In the wake of tumultuous #EndSARS demonstrations, Nigerian photographers tell a story of strength and hope #Breaking112
Tokini Peterside launched West Africa’s first international art fair ART X Lagos in 2016 Credit: Lakin Ogunbanwo
Speaking via phone from Lagos, the founder of Art X Lagos Tokini Peterside said that while she and her team had to postpone the launch of the event in October due to challenges presented by both the pandemic and civil unrest, canceling the fair completely was never an option. “It was important to show that the momentum that has been built by Art X Lagos and other stakeholders in the African art world could be sustained even in a very challenging year like this,’ she said. “We wanted to show resilience, determination and commitment.”

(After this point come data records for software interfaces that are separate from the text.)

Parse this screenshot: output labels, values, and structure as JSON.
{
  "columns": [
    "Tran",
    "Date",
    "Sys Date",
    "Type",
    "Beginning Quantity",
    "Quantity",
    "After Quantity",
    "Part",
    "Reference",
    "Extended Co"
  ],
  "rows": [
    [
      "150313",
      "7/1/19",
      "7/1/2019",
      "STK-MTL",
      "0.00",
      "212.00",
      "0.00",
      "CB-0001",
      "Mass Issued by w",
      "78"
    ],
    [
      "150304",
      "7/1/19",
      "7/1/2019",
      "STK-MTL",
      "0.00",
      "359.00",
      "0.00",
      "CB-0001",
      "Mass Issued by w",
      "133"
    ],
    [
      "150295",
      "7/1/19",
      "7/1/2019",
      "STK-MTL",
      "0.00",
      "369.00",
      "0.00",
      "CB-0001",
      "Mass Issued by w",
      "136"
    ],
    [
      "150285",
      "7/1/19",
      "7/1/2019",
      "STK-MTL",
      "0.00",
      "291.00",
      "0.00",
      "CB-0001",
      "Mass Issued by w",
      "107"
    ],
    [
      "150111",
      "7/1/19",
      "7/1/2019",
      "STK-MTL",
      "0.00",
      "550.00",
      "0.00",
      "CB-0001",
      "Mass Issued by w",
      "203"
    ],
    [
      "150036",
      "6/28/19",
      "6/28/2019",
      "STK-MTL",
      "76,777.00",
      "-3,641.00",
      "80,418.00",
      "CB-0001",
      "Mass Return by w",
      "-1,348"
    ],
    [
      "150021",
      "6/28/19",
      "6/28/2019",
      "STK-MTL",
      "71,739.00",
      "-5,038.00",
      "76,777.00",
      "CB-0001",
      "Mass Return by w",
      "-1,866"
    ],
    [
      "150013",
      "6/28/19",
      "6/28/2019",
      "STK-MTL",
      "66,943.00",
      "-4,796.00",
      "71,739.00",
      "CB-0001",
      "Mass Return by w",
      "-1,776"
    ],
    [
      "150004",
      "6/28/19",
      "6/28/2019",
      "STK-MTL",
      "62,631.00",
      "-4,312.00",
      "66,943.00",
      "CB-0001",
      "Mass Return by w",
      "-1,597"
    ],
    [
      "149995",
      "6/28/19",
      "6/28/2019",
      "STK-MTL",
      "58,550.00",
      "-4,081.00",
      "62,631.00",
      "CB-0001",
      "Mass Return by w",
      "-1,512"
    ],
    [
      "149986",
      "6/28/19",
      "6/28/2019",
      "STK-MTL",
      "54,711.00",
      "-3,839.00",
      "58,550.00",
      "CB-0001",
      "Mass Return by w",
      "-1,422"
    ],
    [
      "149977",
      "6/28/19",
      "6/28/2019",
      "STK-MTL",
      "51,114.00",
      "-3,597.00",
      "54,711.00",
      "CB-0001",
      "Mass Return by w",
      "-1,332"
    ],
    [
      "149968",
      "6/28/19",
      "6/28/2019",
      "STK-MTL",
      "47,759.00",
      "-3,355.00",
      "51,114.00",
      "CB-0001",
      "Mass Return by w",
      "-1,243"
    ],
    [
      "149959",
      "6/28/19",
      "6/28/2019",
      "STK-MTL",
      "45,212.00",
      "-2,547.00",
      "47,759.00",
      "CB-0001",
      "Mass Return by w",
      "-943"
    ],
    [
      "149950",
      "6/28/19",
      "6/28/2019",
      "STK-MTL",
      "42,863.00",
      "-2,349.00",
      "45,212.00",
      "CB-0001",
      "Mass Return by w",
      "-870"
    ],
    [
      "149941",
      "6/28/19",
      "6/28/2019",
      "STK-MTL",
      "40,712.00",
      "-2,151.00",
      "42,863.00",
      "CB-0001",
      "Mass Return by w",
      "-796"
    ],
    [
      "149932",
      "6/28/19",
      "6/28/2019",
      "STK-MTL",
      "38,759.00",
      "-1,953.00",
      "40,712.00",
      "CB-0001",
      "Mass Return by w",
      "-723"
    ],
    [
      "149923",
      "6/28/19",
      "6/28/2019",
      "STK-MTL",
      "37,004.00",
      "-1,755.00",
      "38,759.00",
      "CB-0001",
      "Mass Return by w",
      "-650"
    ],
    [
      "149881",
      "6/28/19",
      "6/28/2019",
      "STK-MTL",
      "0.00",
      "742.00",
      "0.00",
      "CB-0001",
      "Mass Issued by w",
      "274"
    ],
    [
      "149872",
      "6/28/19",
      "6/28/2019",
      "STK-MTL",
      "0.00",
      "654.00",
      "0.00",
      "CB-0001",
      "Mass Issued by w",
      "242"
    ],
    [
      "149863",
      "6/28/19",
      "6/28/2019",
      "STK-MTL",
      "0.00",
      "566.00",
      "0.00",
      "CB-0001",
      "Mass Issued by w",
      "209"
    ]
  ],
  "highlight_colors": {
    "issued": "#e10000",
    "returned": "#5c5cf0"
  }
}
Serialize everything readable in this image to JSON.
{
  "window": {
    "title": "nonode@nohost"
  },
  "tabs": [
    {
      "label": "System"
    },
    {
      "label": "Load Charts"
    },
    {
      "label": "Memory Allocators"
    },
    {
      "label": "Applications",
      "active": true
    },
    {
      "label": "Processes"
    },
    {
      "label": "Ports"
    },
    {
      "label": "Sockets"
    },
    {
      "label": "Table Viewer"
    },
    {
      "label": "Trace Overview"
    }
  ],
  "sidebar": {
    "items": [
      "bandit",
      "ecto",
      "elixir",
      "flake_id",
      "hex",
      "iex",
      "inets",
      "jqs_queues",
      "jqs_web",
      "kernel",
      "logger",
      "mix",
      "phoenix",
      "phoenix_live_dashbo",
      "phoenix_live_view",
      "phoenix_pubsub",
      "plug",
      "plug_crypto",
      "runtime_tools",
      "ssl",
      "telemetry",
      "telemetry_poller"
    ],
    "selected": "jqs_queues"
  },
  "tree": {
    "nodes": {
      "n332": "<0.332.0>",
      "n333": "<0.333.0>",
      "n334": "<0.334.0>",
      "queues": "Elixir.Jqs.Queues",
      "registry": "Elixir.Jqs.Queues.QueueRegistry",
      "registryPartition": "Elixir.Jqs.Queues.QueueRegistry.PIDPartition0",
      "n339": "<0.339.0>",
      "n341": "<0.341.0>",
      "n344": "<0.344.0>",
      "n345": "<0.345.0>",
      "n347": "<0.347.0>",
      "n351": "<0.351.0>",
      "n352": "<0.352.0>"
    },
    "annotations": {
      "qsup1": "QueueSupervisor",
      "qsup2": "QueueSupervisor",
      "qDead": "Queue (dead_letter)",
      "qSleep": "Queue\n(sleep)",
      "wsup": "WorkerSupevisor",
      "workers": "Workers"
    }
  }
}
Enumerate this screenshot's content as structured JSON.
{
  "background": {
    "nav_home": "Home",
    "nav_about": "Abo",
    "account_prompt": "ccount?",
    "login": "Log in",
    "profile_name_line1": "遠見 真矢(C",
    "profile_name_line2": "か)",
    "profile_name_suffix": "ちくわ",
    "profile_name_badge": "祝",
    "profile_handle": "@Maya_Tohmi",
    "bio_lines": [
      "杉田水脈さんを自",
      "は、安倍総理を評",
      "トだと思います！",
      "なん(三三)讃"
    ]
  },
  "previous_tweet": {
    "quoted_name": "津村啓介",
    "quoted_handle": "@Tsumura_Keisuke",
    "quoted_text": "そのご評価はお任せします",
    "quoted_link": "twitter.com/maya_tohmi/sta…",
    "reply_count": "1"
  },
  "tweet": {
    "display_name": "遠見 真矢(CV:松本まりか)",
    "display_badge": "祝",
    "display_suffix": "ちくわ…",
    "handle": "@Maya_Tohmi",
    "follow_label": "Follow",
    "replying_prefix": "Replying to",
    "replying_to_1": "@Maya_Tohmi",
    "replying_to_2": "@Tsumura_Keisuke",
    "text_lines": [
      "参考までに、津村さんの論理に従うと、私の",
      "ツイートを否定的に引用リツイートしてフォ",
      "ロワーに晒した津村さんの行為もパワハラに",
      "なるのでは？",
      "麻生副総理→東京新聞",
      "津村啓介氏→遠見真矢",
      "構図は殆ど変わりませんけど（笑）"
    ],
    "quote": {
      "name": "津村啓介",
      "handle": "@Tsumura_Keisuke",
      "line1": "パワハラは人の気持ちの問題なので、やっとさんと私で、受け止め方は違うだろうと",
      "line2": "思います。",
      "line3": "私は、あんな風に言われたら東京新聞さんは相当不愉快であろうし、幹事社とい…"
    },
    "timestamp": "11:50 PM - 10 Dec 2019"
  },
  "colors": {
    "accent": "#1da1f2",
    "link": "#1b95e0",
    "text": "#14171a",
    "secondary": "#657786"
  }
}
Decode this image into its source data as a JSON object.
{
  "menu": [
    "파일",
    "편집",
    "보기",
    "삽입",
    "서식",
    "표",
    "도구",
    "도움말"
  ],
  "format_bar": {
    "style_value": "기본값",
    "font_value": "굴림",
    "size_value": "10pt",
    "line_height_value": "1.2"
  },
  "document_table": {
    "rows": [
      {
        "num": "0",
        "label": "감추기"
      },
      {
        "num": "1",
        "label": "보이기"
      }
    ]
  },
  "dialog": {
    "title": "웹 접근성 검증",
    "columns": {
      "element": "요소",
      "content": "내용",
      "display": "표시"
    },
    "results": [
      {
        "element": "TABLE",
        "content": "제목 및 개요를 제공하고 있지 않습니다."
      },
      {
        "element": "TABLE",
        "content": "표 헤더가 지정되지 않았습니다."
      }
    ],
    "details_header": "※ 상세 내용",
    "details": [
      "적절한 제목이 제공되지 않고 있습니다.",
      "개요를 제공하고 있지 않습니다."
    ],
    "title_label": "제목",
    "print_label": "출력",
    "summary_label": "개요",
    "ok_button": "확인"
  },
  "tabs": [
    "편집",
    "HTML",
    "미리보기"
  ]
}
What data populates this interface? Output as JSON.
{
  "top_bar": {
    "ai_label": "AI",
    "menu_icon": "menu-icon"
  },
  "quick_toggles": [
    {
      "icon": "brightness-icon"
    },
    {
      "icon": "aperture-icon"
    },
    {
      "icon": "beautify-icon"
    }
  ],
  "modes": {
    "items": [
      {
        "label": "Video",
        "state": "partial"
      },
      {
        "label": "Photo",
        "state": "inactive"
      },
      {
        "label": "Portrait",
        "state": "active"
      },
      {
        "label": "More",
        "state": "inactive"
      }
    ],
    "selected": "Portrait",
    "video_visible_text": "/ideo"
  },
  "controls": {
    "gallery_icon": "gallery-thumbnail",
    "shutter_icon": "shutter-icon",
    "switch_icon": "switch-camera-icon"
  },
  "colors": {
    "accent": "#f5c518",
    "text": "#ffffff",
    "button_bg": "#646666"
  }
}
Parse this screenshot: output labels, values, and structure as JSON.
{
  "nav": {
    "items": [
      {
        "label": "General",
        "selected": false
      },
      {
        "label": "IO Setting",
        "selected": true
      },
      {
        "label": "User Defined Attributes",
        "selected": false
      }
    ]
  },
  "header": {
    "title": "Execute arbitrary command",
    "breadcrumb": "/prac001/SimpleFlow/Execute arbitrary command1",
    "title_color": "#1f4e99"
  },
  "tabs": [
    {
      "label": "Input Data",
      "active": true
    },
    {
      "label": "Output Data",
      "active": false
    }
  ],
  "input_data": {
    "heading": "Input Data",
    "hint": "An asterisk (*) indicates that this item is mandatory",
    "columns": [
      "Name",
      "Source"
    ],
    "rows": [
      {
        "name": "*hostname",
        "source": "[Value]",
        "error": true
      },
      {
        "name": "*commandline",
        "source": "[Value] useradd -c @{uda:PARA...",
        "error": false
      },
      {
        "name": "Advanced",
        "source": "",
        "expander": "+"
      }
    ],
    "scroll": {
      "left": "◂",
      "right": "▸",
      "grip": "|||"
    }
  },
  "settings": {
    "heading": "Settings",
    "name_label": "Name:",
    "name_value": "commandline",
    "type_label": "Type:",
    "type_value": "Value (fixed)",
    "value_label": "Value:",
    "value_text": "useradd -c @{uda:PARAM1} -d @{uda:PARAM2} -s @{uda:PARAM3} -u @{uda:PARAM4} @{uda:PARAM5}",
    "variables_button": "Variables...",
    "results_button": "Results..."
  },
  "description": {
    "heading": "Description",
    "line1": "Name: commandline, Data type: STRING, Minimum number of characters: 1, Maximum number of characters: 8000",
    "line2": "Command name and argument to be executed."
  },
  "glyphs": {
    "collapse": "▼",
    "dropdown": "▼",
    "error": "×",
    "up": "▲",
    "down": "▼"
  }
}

In his video, which features footage taken from a prayer walk on the streets of Jos, a city in central Nigeria, thousands of protestors chant prayers and sing as they march, calling for the end of police violence, underscoring the protestors’ deliberate efforts at nonviolence and peace. “We will pray,” a voice over loudspeaker can be heard saying, “And our God will answer us. There will be a new Nigeria.”
#EndSARS protestors demonstrate in Lagos Nigeria Credit: Grace Ekpu
Some of the exhibition rooms entitled “@,” “#,” and “Like” nod to the role social media played in dispatching developments and evocative images from the protestors.
Works by both established and emerging artists are on display, including Ifebusola Shotunde, Grace Ekpu, and Etinosa Yvonne, the recipient of the Art X Lagos 2019 artist prize.
In one image taken by Yvonne, protestors are seen going head-to-head with a top-ranked female officer, as they demand to speak with the Inspector General of Police outside headquarters in Abuja on October 10.
A protester addresses a police officer in front of the Nigerian Police Force headquarters during the #EndSARs protest in Abuja Credit: Etinosa Yvonne
In another photo taken that day, Yvonne captures prominent Bring Back Our Girls activist Aisha Yesufu, with her fist raised, in front of protesters marching down the street, arms linked.
Lagos-based photographer Ifebusola Shotunde, 25, contributed seven images to the exhibition, capturing scenes from around the city, including at the Lekki Toll Gate.
One of Shotunde’s photos shows young protestors running to create barricades at the toll gate to protect themselves from approaching police forces days before the fatal events of October 20, on October 16. One man holds a sign that reads “THE POLICE IS ROBBING US #ENDSARS NOW.”
“It was important to show the energy, the unity, the action but to also show that when people come together and drop their tribe [affiliation] and economic differences and fight for one clause, we Nigerians are unstoppable,” said Shotunde in an interview by phone.
#EndSARS protestors rearrange barricades near Lekki Toll Gate in Lagos, Nigeria Credit: Ifebusola Shotunde
While the challenges of the past months have undoubtedly changed the feel of this year’s fair, Peterside said she hopes the last months will provide a moment of reflection and serve as a reminder for the art community and the world at large.
“I want people to be inspired, I want people to be motivated, I want people to be reminded of the beauty that exists on the African continent, and through this year’s works, look forward to a brighter, more inspired future.”